For almost a year and a half, I have been waiting to come to Israel on a study abroad program. As coronavirus continued to spread, my program, The Alexander Muss High School in Israel (AMHSI), was delayed over and over again. Eventually it was cancelled and while I was sad, I knew that I would be able to go next year.
For a lot of programs I think this would have been the end. There wouldn’t be much more to do since the government had closed the airport and prohibited non-citizens from entering. The staff would have gone home, the charities that funded it would have saved their money for another cause, and the government certainly wouldn’t have been involved at any point. However, this is not an ordinary program, Israel is not an ordinary country, and the Jewish people are not an ordinary community.
Instead of cancelling the program, AMHSI worked with the Jewish National Fund (JNF-USA), El Al Airlines, the Israeli Ministry of Health, and the Israeli Ministry of Diaspora Affairs to find a new way to bring everyone to Israel. And slowly but surely, each hurdle that kept us in the United States was cleared by the AMHSI administration and JNF executives. They chartered an El Al plane so that everyone would be allowed into the country, worked with the government to set up quarantine regulations, placed protective plastic sheets around campus, and secured the necessary permits and visas.
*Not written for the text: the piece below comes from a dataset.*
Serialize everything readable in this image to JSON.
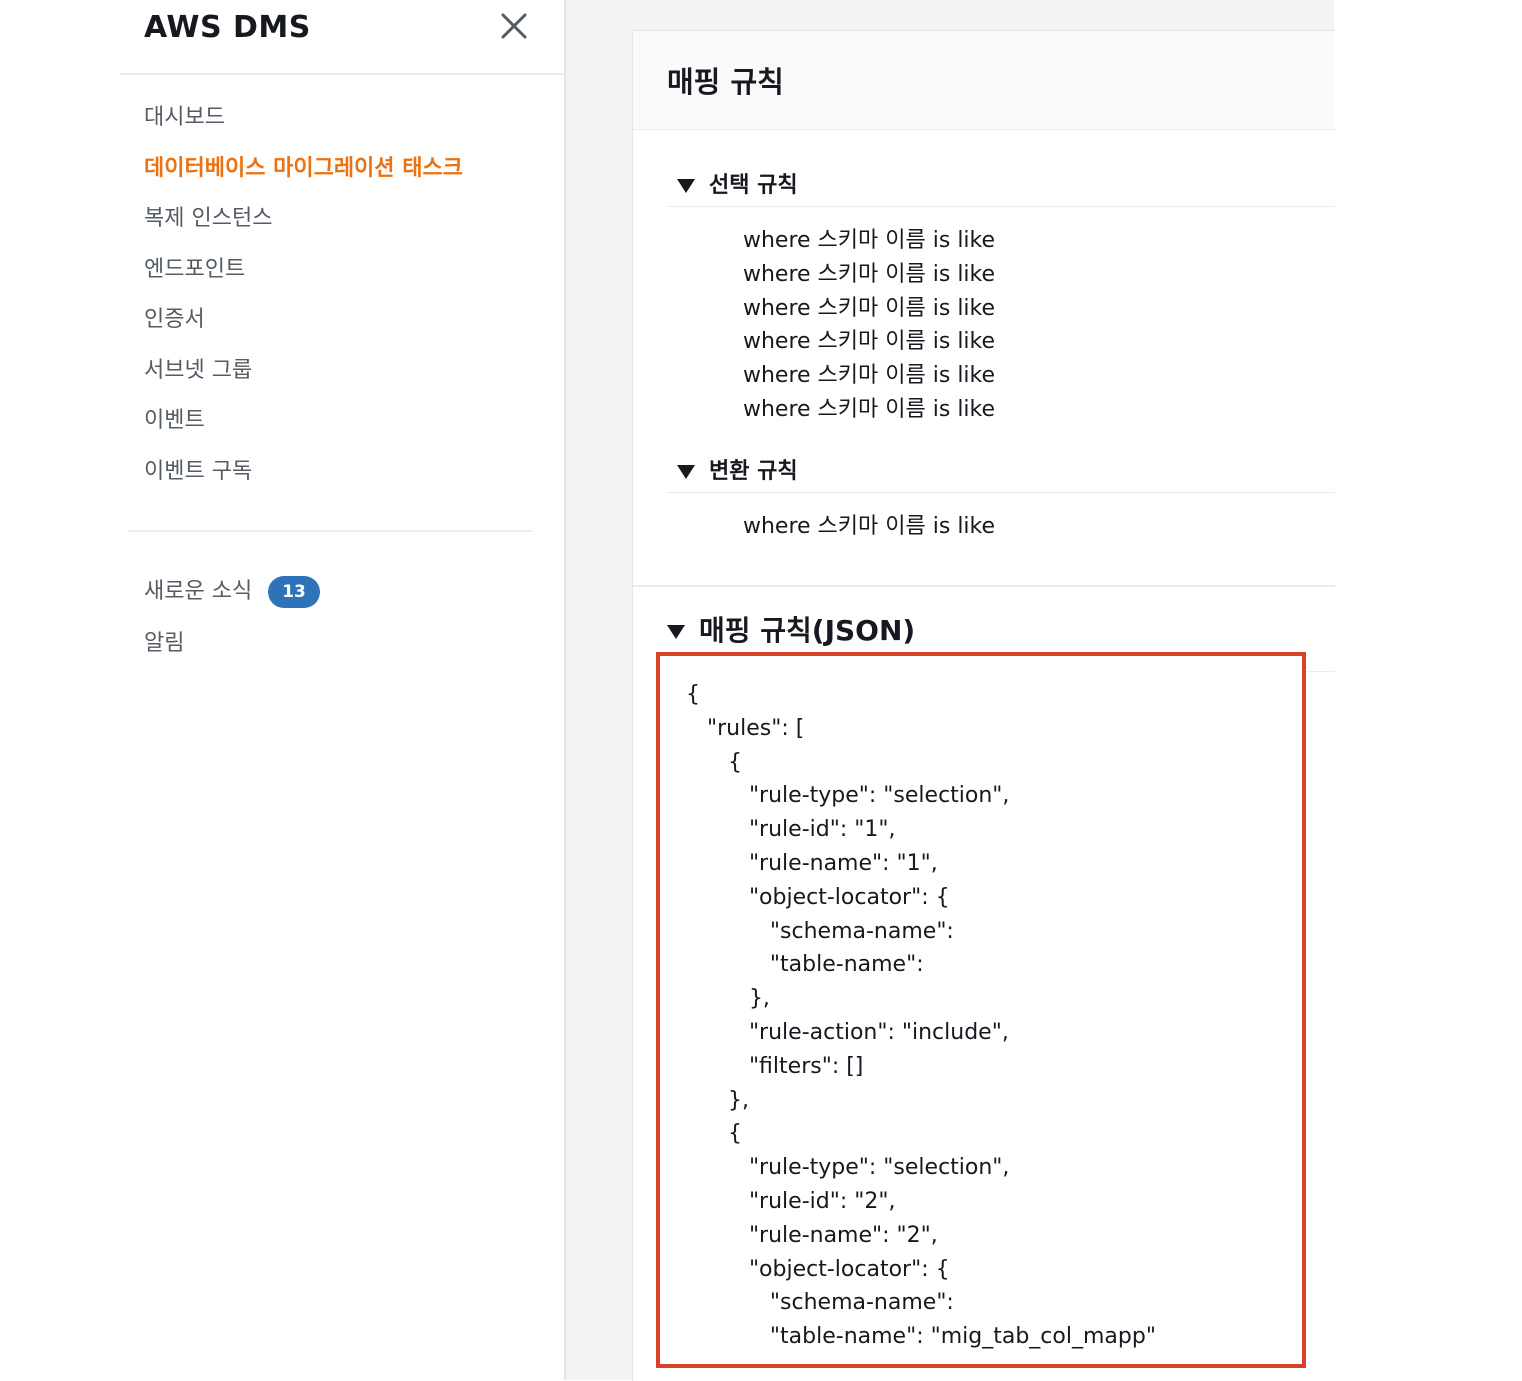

We all arrived in Israel a few days after Passover, a very symbolic start to the trip. On Passover the phrase “L’shana ha’aba b’Yerushalaim,” or “Next year in Jerusalem,” is sung at seders, representing the Jewish peoples’ desire to return to the homeland of Israel. In a press conference hosted by JNF to discuss the trip, which they referred to affectionately as Operation Zion, the CEO stated, “Flying home for a visit to the land of Israel, to the promised land, at the end of Passover, it’s an unbelievable momentous moment.” Stepping off of the plane into Israel just a few days after I had sung those words, “Next year in Jerusalem,” finally connected the prayer to my actions. Even though I had been to Israel a few times, this was the first time I had the prayer in mind while completing the journey.
The number of people who worked to make Operation Zion happen is something special. So much time, money, and effort was invested in getting us to Israel. I think this is a testament to two things: First, the desire of Jewish adults to foster a community between young Jews and second, Israel’s desire to teach the values of Zionism to Jewish kids across the globe.
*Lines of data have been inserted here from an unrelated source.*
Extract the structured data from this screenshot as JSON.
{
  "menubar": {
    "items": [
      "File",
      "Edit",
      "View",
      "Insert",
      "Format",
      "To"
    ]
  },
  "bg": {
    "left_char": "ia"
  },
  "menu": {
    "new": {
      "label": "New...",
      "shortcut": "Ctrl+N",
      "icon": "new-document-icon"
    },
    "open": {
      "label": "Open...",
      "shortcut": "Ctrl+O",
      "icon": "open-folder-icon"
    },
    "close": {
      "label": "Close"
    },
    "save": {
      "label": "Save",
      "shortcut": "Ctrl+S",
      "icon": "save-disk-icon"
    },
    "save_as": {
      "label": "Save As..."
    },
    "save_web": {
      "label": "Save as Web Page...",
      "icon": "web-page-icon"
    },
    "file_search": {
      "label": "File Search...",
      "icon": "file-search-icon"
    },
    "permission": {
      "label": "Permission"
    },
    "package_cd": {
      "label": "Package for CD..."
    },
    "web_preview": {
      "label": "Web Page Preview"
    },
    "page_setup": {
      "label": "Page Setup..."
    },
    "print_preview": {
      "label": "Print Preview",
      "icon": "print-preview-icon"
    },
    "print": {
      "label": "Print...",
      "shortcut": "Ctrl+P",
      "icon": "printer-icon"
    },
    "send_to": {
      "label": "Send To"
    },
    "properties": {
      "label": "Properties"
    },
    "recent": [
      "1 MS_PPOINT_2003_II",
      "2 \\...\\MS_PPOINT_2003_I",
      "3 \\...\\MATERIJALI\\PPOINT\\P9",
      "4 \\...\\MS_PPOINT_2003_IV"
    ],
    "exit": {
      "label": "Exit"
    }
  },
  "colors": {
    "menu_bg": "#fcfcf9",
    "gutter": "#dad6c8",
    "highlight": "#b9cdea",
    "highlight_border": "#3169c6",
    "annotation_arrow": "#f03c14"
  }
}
Some of my friends who follow different faiths (Mormonism, Christianity, etc.) often talk about the lack of connection they feel to their community beyond their religious commonalities. Community is a buzzword that is constantly brought up by program directors and missionaries in religious spaces to create a sense of unity, but there is never much action put behind these words. My friends talk about how they feel a disconnect from others in their community when they aren’t in their religious spaces. However, in the Jewish community , I always find that plenty of time and effort is put into creating and then maintaining the community. And that even if I see someone who is Jewish out on the street, I feel an instant connection and know that my community is strong in and out of my religious spaces. I also find that, for many Jewish and Israeli programs, a large part of the goal is to instill Zionism in the kids that are attending. Zionism is the key to a strong Jewish state, as it is this point of view that creates advocates for Israel and a Jewish nation across the globe. However this value doesn’t just help Israel, it teaches a generation of kids important life lessons, such as how to stick to their principles or how to become a self advocate who stands up for what they believe.
Overall, I am so grateful for my new Jewish community at AMHSI. Growing up in Utah where I have been isolated from Jewish spaces, I have come to appreciate being in them when I have the chance, but the effort and time put into making this trip a reality is above and beyond what I have ever experienced before. The level of support has given me a new outlook on how important creating a community and being able to feel at home really is, as well as how important Israel feels every Jewish person is to their survival.